Monday, May 3, 2010

How is Diabetes Diagnosed?

The medical guidelines for diagnosing diabetes is as follows:

Fasting plasma glucose (a blood test after at least 8 hours of fasting):
•80-99 normal
•100-125 pre-diabetes (impaired glucose tolerance)
•126 or over diabetes

2-hour glucose tolerance test (blood test 2 hours after fasting and then drinking 75 grams of glucose):
•under 149 normal
•140-199 pre-diabetes (impaired glucose tolerance)
•over 200 diabetes

Hemoglobin A1C levels:
•under 6.0 normal
•6.0 to 6.4 pre-diabetes
•over 6.5 diabetes

The American Diabetic Association recommends that people aged 45 or older should consider getting tested for pre-diabetes or diabetes. People younger than 45 should consider testing if they are overweight, obese, or extremely obese and have one or more of the following risk factors:
•being physically inactive
•having a parent, brother, or sister with diabetes
•having a family background that is African American, Alaska Native, American Indian, Asian American, Hispanic/Latino, or Pacific Islander
•giving birth to a baby weighing more than 9 pounds or being diagnosed with gestational diabetes
•having high blood pressure—140/90 mmHg or above—or being treated for high blood pressure
•having an HDL, or “good,” cholesterol level below 35 mg/dL or a triglyceride level above 200 mg/dL
•having polycystic ovary syndrome, also called PCOS
•having IFG or IGT on previous testing
•having a condition called acanthosis nigricans, characterized by a dark, velvety rash around the neck or armpits
•having a history of cardiovascular disease—disease affecting the heart and blood vessels

If results of testing are normal, testing should be repeated at least every 3 years. Doctors may recommend more frequent testing depending on initial results and risk status. The ADA states that people whose test results indicate they have pre-diabetes should have their blood glucose checked again in 1 to 2 years and take steps to prevent type 2 diabetes.

I find that many people have a normal fasting blood glucose but still have pre-diabetes. My test of choice for testing for insulin resistence, glucose intolerance and diabetes, which used to be done commonly but is rare now, is a 4-hour Glucose Tolerance Test. The blood glucose level AND the insulin level is taken fasting, and then after a glucose drink it is taken at ½ hour, 1 hour, 2 hours, 3 hours and 4 hours, testing both glucose and insulin levels at each draw. This shows if the glucose and/or insulin goes too high, and often it will then drop too low at 3 or 4 hours, which increases stress on the body.

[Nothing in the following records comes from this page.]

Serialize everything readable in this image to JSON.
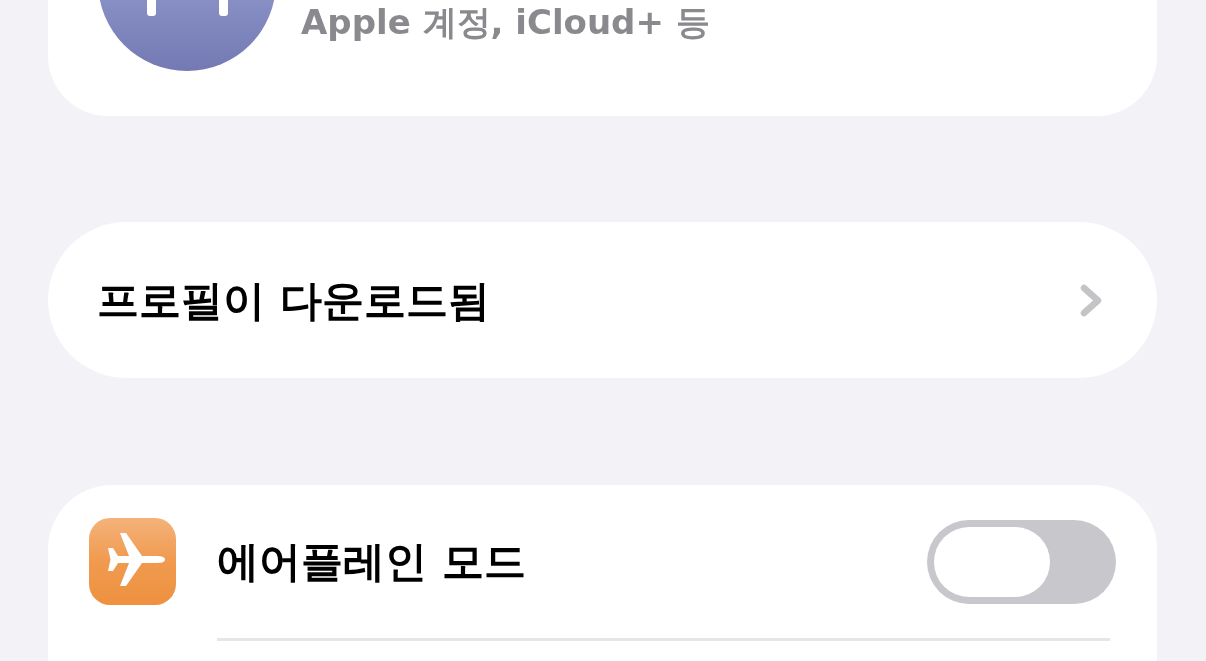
{
  "account_card": {
    "subtitle": "Apple 계정, iCloud+ 등"
  },
  "profile_row": {
    "label": "프로필이 다운로드됨"
  },
  "settings": [
    {
      "kind": "toggle",
      "label": "에어플레인 모드",
      "on": false
    }
  ]
}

THIS TEST SHOULD NOT BE USED TO DIAGNOSE TYPE 1 DIABETES.

Rather than advocating simply being re-tested in 1 to 2 years if there are any signs of pre-diabetes, we immediately change the diet and other risk factors, and start the patient on supplements that will reduce their risk of getting diabetes.

Type 1 diabetes is diagnosed through the same glucose level parameters. Most children diagnosed with diabetes have type 1, though that is changing. Most diagnoses of type 1 are made when the child presents to the emergency room extremely ill in ketoacidosis.

Most adults diagnosed with diabetes have type 2, but rarely it is type 1. Most of those with type 1 lose weight when their blood sugar rises. Most of those with type 2 fight obesity because of the elevated levels of insulin, which hold onto fat, though this isn't 100% true.

The differences between type 1 and type 2 in testing are:
•People with type 1 have ketones in their urine when their blood sugar is high. People with type 2 don't have ketones, unless they have been fasting or eating only protein.
•Extra testing to determine if diabetes is type 1 include a c-peptide test (which measures levels of this protein associated with insulin production) or tests for islet cell antibodies (ICA), insulin auto-antibodies (IAA), and/or glutamic acid decarboxylase (a beta cell protein known as GAD).

If you suspect the possibility that you may have diabetes or pre-diabetes, please ask your doctor to test you. Early treatment with diet and supplements before medication is needed may keep you from ever needing medication.

The next blog will be on the medications that are used to treat diabetes.

Until we meet again,
Dr. Judi


Karen Ahlstrom said...

My doctor once had me get tested for diabetes when I had some sores on my legs that were obviously infected, but took several courses of increasingly strong antibiotics to clear up. Why would that be?

Dr. Judi said...

People with diabetes tend to get skin infections which may be difficult to heal, especially on the legs. That is probably why he tested you, to see if that would be the reason you weren't healing as easily as is normal.